"What did you do to me?" David whispered.
"I warned you," Luke said; his hands were very warm against David's face as they wiped the snow from his eyes and mouth. It was falling faster and thicker now. "I told you that you were better off not knowing. Shh, it'll pass, this isn't real yet." He reached out to one side and pulled a broken sword close, laying it on David's body and putting the hilt in his hands. Somewhere close at hand wolves were howling, and it was getting darker. David closed his eyes as Luke's voice became softer. "This isn't what I felt in prison," he said. "Prison hurt, and I wouldn't do that to you. It was just one loss of many, and one day I'll have lost so much that I won't see any point in not giving in to the fire. It will take so much ice to stop me. You'd think they'd learn to stop taking people and places I love away from me; eventually there'll only be the burning left. Open your eyes, it's all right."
David opened his eyes. He was kneeling on his bed, facing Luke, whose hand still rested on his chest. He was sure Luke could feel his heart pounding.
"Every loss," Luke said dreamily. "Every one is another step closer to the fire."
"If I -" David started. He stopped. Luke liked him, he knew, and would be sorry to lose him. There wasn't much use pretending; he knew who Luke was, and wouldn't outlast him. "When I die," he said, "Don't take that as an excuse, all right?"
Luke's eyes were sharp and focused, his gaze more certain in the dark than David's could be. "I am sorry," he said. "I did warn you to be careful what you asked of me. I'm tired of losing what I care about before I'm ready, David. I wasn't going to tell you yet, but you have the knack of asking the right questions. You'll be there. You'll fight by my side, won't you?"
David flexed his hand, feeling the phantom weight of a sword and snow drifting down on to his face. He could still feel the fire in his veins, a dimmer heat now but steady. All at once he thought that something had been done to him that would not easily be reversed, something that had started happening when he had jumped through the fire on Thunderly Hill. With all his heart he wished he could pretend Luke was his own age and concerned with nothing more than climbing trees and playing cricket. Mr Wedding had warned him against getting involved, he thought, and Luke had warned him against wanting to know too much. He drew a deep breath. He'd ignored them both, and that was an end of it. Anyway, he liked Luke, and Luke seemed set on being as much of a friend as he could, even if that might now be for longer than David could ever have expected.

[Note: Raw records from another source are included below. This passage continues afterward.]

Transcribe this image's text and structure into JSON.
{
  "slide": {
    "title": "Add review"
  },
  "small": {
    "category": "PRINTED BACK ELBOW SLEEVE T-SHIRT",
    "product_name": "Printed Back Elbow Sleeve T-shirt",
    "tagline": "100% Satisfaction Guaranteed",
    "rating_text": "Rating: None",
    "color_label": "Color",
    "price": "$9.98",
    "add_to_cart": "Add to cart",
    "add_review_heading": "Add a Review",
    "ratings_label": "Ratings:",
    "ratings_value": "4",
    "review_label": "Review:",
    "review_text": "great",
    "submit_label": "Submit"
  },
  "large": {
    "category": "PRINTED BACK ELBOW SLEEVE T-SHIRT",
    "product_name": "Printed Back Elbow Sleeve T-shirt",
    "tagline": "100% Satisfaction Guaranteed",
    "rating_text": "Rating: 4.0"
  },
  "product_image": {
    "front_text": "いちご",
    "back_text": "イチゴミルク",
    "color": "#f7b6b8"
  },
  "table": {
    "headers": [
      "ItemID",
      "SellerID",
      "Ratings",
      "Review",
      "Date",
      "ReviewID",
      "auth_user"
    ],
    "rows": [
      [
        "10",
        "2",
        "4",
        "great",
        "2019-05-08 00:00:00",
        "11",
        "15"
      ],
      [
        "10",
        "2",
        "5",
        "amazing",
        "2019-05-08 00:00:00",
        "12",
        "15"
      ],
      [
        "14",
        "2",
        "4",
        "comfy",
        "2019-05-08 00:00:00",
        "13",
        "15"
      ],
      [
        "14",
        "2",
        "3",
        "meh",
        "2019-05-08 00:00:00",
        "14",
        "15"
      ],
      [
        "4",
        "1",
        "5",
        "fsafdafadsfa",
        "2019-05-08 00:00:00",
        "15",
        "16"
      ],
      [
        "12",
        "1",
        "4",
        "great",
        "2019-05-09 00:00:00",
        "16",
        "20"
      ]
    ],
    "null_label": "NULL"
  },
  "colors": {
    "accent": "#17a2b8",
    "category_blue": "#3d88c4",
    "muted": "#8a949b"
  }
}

"We'll win, won't we?" he said, for he did not like to think that what he had seen of himself and Luke in the snow would really come true, and though he knew Luke's family were powerful and clever he'd seen enough of Luke to know he was as clever as they, and in all their games together Luke had never yet lost beyond all hope of recovery.
Luke's face was unreadable, then he laughed, the doodles flaring up brighter to colour the room in oranges and reds. "Yeah," he said, and he was cheerful and young again, "You just have faith, David. Faith can do a lot more than move mountains." He grappled David down into a ticklish bout of wrestling, still laughing. "We'll face them together and we'll win, and we'll show them," he crowed. "Just wait till you meet my other friends, David, you'll like them!"
David laughed along with him, for there was nothing else to do. Anyway the night couldn't last forever, and tomorrow and the next and the next there would be school and cricket and all the rest of the things that filled up his life. He wouldn't have to think about any of this, for Luke only came when he called him up with flame and would otherwise stay away until the day when he was the one who called and David was the one who answered.
But that day was a lifetime away.